Women are more likely to go for OCRs (obstacle course races), which foster team spirit and camaraderie (i.e. feeding social motivations), and jogging, which is often practised to lose weight and involves no athletic competition. The location of sprinting is gendered female is harder to explain, but this may be because the sample of sprinters is relatively small, so the data may not be so reliable.
In terms of age, sprinting (unsurprisingly) attracts the youngest participants, with OCRs the second youngest group. Orienteering again stands out as by far the oldest of the forms.

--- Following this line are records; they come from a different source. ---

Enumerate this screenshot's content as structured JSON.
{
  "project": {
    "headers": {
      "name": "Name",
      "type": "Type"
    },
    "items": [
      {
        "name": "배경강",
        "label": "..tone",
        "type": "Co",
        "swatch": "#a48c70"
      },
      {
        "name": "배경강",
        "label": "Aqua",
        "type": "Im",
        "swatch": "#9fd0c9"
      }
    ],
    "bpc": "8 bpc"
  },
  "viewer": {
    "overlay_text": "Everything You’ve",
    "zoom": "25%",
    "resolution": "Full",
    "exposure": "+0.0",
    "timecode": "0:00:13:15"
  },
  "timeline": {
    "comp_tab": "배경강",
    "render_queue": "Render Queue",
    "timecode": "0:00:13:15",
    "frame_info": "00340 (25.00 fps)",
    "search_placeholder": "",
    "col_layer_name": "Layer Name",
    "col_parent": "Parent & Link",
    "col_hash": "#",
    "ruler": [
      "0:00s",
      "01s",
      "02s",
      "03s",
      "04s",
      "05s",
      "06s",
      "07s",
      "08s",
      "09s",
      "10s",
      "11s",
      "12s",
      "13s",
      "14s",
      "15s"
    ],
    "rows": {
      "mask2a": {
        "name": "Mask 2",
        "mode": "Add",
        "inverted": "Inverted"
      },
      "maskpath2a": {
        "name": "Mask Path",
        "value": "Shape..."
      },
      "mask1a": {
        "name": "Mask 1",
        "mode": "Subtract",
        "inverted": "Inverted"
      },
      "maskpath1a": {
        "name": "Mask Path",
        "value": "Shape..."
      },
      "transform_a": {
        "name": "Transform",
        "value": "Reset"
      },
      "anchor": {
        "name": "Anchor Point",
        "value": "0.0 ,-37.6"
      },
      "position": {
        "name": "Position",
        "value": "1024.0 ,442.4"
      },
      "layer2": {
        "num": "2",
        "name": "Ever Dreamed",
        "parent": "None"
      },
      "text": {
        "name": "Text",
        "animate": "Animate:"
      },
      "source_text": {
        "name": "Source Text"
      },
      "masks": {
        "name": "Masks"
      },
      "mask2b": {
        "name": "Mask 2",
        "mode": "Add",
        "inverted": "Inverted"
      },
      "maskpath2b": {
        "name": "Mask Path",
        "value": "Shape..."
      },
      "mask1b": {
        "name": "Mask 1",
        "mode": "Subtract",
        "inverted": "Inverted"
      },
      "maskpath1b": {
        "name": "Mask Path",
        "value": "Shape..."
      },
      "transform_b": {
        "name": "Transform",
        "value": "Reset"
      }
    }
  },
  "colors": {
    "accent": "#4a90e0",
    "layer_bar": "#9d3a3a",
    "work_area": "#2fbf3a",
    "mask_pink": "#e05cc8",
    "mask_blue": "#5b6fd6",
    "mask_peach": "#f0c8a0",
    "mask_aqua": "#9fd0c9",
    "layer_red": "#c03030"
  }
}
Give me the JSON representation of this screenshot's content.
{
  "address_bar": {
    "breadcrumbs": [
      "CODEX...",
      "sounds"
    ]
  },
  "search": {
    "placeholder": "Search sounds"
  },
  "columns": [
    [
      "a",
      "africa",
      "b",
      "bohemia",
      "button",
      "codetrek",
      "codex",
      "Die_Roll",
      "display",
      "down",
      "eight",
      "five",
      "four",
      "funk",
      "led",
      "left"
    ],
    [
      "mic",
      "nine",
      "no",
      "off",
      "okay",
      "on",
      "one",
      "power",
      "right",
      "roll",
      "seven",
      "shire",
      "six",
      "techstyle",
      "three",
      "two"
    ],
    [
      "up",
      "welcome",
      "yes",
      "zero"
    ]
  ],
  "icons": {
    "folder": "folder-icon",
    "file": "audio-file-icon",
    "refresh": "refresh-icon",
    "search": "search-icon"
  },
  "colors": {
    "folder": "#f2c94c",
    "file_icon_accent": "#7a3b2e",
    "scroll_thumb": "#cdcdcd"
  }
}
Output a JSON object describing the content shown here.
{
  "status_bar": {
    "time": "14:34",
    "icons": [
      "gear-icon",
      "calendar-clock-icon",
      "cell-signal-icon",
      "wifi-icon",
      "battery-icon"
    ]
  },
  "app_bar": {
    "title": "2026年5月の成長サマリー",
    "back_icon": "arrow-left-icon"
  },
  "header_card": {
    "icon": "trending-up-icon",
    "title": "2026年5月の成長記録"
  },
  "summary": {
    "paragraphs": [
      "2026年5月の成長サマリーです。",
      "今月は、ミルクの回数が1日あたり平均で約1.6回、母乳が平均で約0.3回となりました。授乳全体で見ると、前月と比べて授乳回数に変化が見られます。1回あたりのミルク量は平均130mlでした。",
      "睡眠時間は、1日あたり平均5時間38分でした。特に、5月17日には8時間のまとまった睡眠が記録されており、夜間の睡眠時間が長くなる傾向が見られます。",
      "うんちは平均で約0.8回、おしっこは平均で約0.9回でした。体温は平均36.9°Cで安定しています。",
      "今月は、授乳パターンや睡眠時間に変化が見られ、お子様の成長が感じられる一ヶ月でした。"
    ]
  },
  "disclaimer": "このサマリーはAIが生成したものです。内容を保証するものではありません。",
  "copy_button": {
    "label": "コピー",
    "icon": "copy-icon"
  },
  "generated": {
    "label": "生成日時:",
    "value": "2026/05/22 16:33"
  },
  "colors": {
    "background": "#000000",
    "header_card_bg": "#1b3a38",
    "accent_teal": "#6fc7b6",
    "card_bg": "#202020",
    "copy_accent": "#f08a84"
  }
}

Almost in the middle of it all sits the half-marathon. I think this reflects the open, easy access nature of this event. For many people it may be their entry point into running, and can be run as a motivation to stick to a weight loss plan or as a highly competitive race. It appears to be the one-size-fits-all event of running, attracting a gender and age balanced participant base.
Behind the Structure
How can we explain why different sports attract different social groups? This is a difficult question, and is key to anyone interested in promoting particular forms running and broadening their appeal. There are a number of possibilities:
People prefer to join up with sports that are already populated by ‘people like them’, be that class, gender or age. This is certainly true, and would help explain why social differences harden, but not how they formed in the first place. This may require a historical account of how each form of running came into being.
Some groups have greater physical access to the right infrastructure for a particular form of running, or have higher practical barriers to overcome to take part. For instance perhaps parents don’t have as much free time, so can’t fit in the training for doing ultra marathons, or self-employed people have more flexibility to fit in the large volumes of training for such events.
Some forms of running cultivate an image that puts off or favours certain groups. Forms such as Ironman triathlon and races such as the Man versus Mountain appear to be masculinised through their names. Could this make them less appealing to women? Are they positioned as symbols of masculinity?
People choose a form of running that suits their particular motivations, so competitive people choose more competitive forms, and people concerned about body image choose forms that they think will best address this. Again, this is certainly a factor, but sociologically speaking it’s quite a superficial answer. It fails to address why certain groups are more likely to have particular motivations than others. What is it about being a woman that makes you more likely to be motivated by losing weight; why are more educated people more interested in exploring?
People’s life experiences, linked to their age, gender, social class and other factors lead them to develop particular tastes and identities that make some forms especially appealing and some less so. This is an important perspective. It pulls together ideas about motivation and taste and the demographic variables we’ve been looking at. By understanding how people’s class, gender or age result in different life experiences, and how these experiences lead to particular preferences or tastes, we might be able to get at the underlying cultural reasons for the structuring of the forms of running.
Picking up on the last point, in my next article I’ll be looking at some real examples of the ways in which running participation is influenced by people’s life experiences. In particular I want to look at how different experiences of sport and running in childhood are influenced by the kind of school people go to (state/private, rural/urban) and their gender. These differences, which we can explore using the interview data I’ve collected over the last year, show how variations in the opportunities and experiences of childhood can lead to quite different orientations to running in later life.
As always, any comments, ideas or suggestions would be very welcome! Just use the box below.